    CAS  Article  PubMed  Google Scholar 

  27. 27.

    Arora T, Broglia E, Pushpakumar D, Lodhi T, Taheri S. An investigation into the strength of the association and agreement levels between subjective and objective sleep duration in adolescents. PLoS One. 2013;8(8):e72406. https://0-doi-org.brum.beds.ac.uk/10.1371/journal.pone.0072406.

    CAS  Article  PubMed  PubMed Central  Google Scholar 

  28. 28.

    Adolescent Sleep Working Group, Committee on Adolescence, Council on School Health. School start times for adolescents. Pediatrics. 2014;134(3):642–9. https://0-doi-org.brum.beds.ac.uk/10.1542/peds.2014-1697.

  29. 29.

    Gau SF, Soong WT. Sleep problems of junior high school students in Taipei. Sleep. 1995;18(8):667–73. https://0-doi-org.brum.beds.ac.uk/10.1093/sleep/18.8.667.

    CAS  Article  PubMed  Google Scholar 

Download references

Acknowledgments

We are grateful to the students who took time to complete the survey, we also acknowledged the support from Johns Hopkins GEAS Coordinating Center (www.geastudy.org) when designing the questionnaire. We especially thank Prof. Robert Wm. Blum for his kind help on the paper editing.

Funding

The study was supported by Innovation-oriented Science and Technology Grant from NHC Key Laboratory of Reproduction Regulation (CX2017–05).

Author information

Affiliations

Authors

Contributions

Chunyan Yu and Chaohua Lou conceptualized and designed the study, interpreted the results, and revised the manuscript critically. Qiguo Lian made a substantial contribution to the conception, designed the analysis plan, and drafted the manuscript. Xiayun Zuo and Xiangyang Zhong performed the literature review and revised the manuscript critically. Xiaowen Tu assisted with the analysis and revised the manuscript for important intellectual content. Jiashuai Zhang and Chang Shu collected and cleaned the data, and revised the manuscript. All authors reviewed and approved the final manuscript as submitted and agree to be accountable for all aspects of the work.

Corresponding authors

Correspondence to Chunyan Yu or Chaohua Lou.

Ethics declarations

Ethical approval and consent to participate

During the ongoing Covid-19 pandemic, we obtained negative consent from the parents or guardians and active consent from subjects remotely using digital method.

The study was reviewed and approved by the institutional ethics board of Shanghai Institute of Planned Parenthood Research, and follows the ethical principles of the Declaration of Helsinki 1964.

Conflict of interest

None declared.

Consent for publication

Not applicable.

Additional information

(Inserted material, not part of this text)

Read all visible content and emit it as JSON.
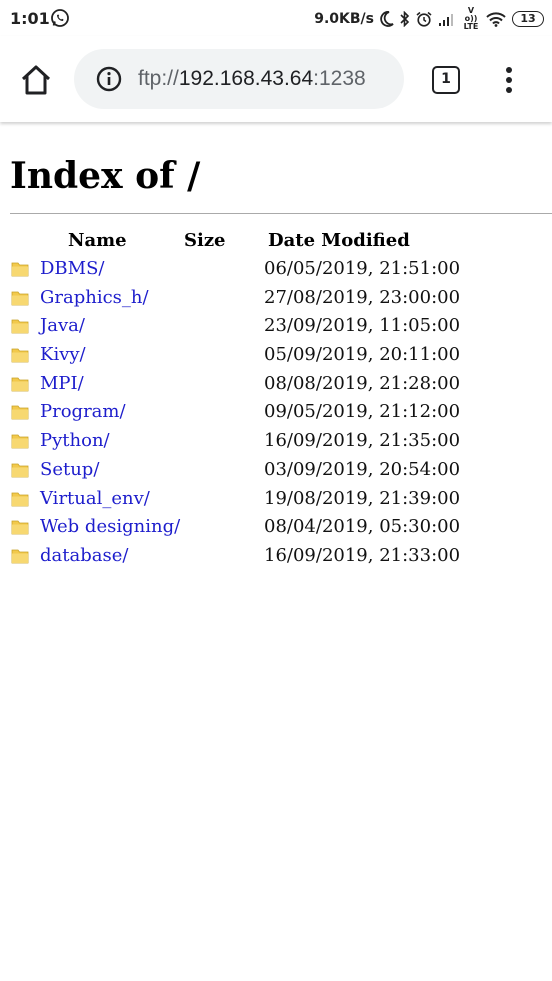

Publisher’s Note

Springer Nature remains neutral with regard to jurisdictional claims in published maps and institutional affiliations.

Rights and permissions

Open Access This article is licensed under a Creative Commons Attribution 4.0 International License, which permits use, sharing, adaptation, distribution and reproduction in any medium or format, as long as you give appropriate credit to the original author(s) and the source, provide a link to the Creative Commons licence, and indicate if changes were made. The images or other third party material in this article are included in the article's Creative Commons licence, unless indicated otherwise in a credit line to the material. If material is not included in the article's Creative Commons licence and your intended use is not permitted by statutory regulation or exceeds the permitted use, you will need to obtain permission directly from the copyright holder. To view a copy of this licence, visit http://creativecommons.org/licenses/by/4.0/. The Creative Commons Public Domain Dedication waiver (http://creativecommons.org/publicdomain/zero/1.0/) applies to the data made available in this article, unless otherwise stated in a credit line to the data.

Reprints and Permissions

About this article

Verify currency and authenticity via CrossMark

Cite this article

Lian, Q., Zuo, X., Zhong, X. et al. The effect of COVID-19 school closures on adolescent sleep duration: an uncontrolled before-after study. BMC Public Health 21, 1528 (2021). https://0-doi-org.brum.beds.ac.uk/10.1186/s12889-021-11589-9

Download citation

Keywords

  • COVID-19
  • School closure
  • Sleep duration
  • Adolescent
  • China